Kasha Castillo, Supervisory Attorney/Training Director, Federal Defenders Office of San Diego, Inc., San Diego, CA

Craig Crawford, Attorney Advisor, Defender Services Office Training Division, Washington, DC

Walter Goncalves, Assistant Federal Public Defender, District of Arizona, Tucson, AZ

Tracy Hayes, Assistant Federal Defender, District of Connecticut, New Haven, CT

Christian Lassiter, Assistant Federal Public Defender, District of Maryland, Baltimore, MD

Jeff Lazarus, Assistant Federal Public Defender, Northern District of Ohio, Cleveland, OH

Bunmi Lomax, Assistant Federal Public Defender, Southern District of Florida, Miami, FL

Lisa Lunt, Attorney Advisor, Defender Services Office Training Division, Washington, DC

Nicole Lybrand, Assistant Federal Defender, Western District of North Carolina, Charlotte, NC

Richard McWilliams, Assistant Federal Defender, District of Nebraska, Omaha, NE

Joan Politeo, Attorney Advisor, Defender Services Office Training Division, Washington, DC

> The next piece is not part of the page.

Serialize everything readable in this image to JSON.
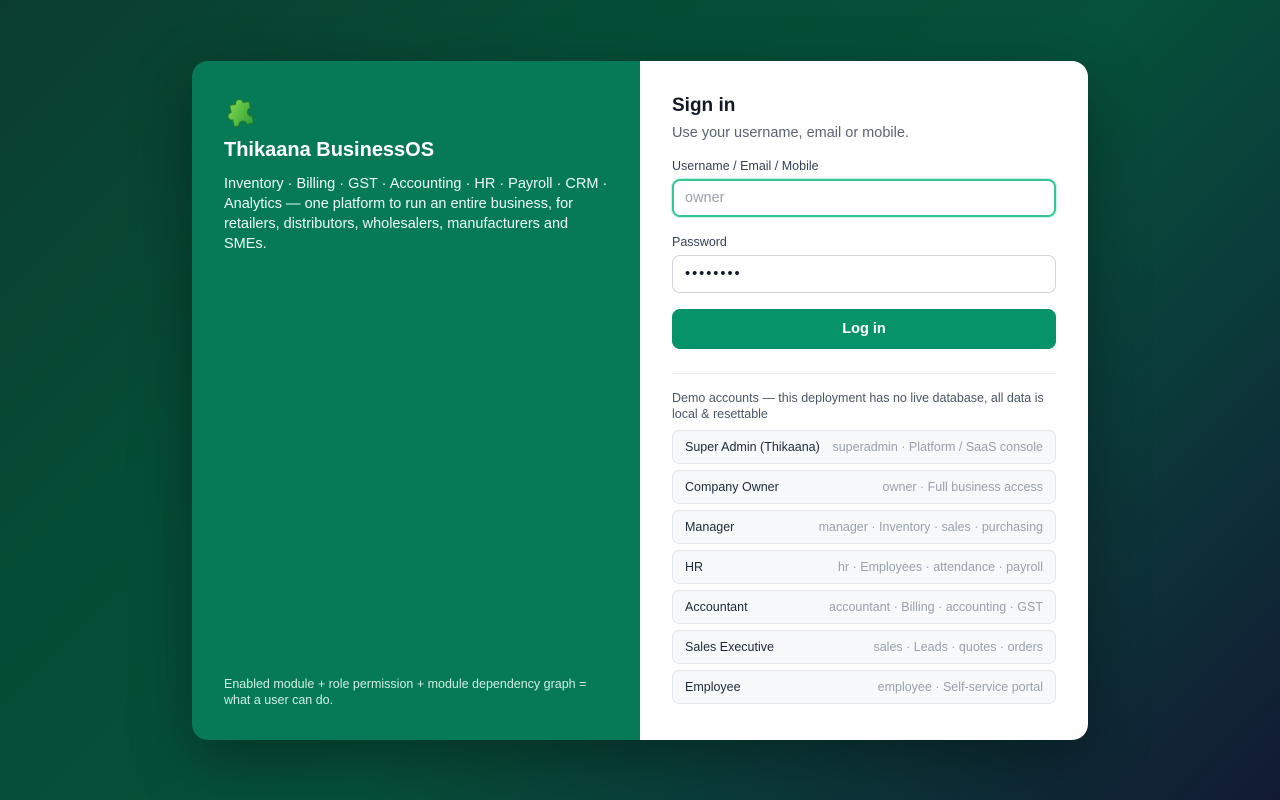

Fredilyn Sison, Assistant Federal Defender, Training Coordinator & Director, Western District of North Carolina, Asheville, NC

Start time is 3:00 p.m. EDT (12:00 p.m. PDT)


Date: April 21, 2021

Although a rigid application of the Sentencing Guidelines is no longer mandatory under Supreme Court precedent, correctly calculating your client's guideline range is one of the most important steps in obtaining the best possible sentence for your client. In this session of Fundamentals, we will break into small groups led by skilled facilitators. Using problems from real cases, we will practice applying the main drug offense guideline, SS2D1.1, and several criminal history guidelines, SSSS4A1.1 - 4A1.2.

Enrollment for this workshop is limited to 30 participants each week. You may only register for this workshop on April 14, 2021 or on April 21, 2021 - not both dates. However, if upon registering you are waitlisted for the one week, you may try to register for the other week.

Facilitators

Akin Adepoju, Attorney Advisor, Defender Services Office Training Division, Washington, DC

Kasha Castillo, Supervisory Attorney/Training Director, Federal Defenders Office of San Diego, Inc., San Diego, CA

Craig Crawford, Attorney Advisor, Defender Services Office Training Division, Washington, DC

Walter Goncalves, Assistant Federal Public Defender, District of Arizona, Tucson, AZ

Tracy Hayes, Assistant Federal Defender, District of Connecticut, New Haven, CT

Christian Lassiter, Assistant Federal Public Defender, District of Maryland, Baltimore, MD

Jeff Lazarus, Assistant Federal Public Defender, Northern District of Ohio, Cleveland, OH

Bunmi Lomax, Assistant Federal Public Defender, Southern District of Florida, Miami, FL

Lisa Lunt, Attorney Advisor, Defender Services Office Training Division, Washington, DC

Nicole Lybrand, Assistant Federal Defender, Western District of North Carolina, Charlotte, NC

Richard McWilliams, Assistant Federal Defender, District of Nebraska, Omaha, NE

Joan Politeo, Attorney Advisor, Defender Services Office Training Division, Washington, DC

Fredilyn Sison, Assistant Federal Defender, Training Coordinator & Director, Western District of North Carolina, Asheville, NC

Start time is 3:00 p.m. EDT (12:00 p.m. PDT)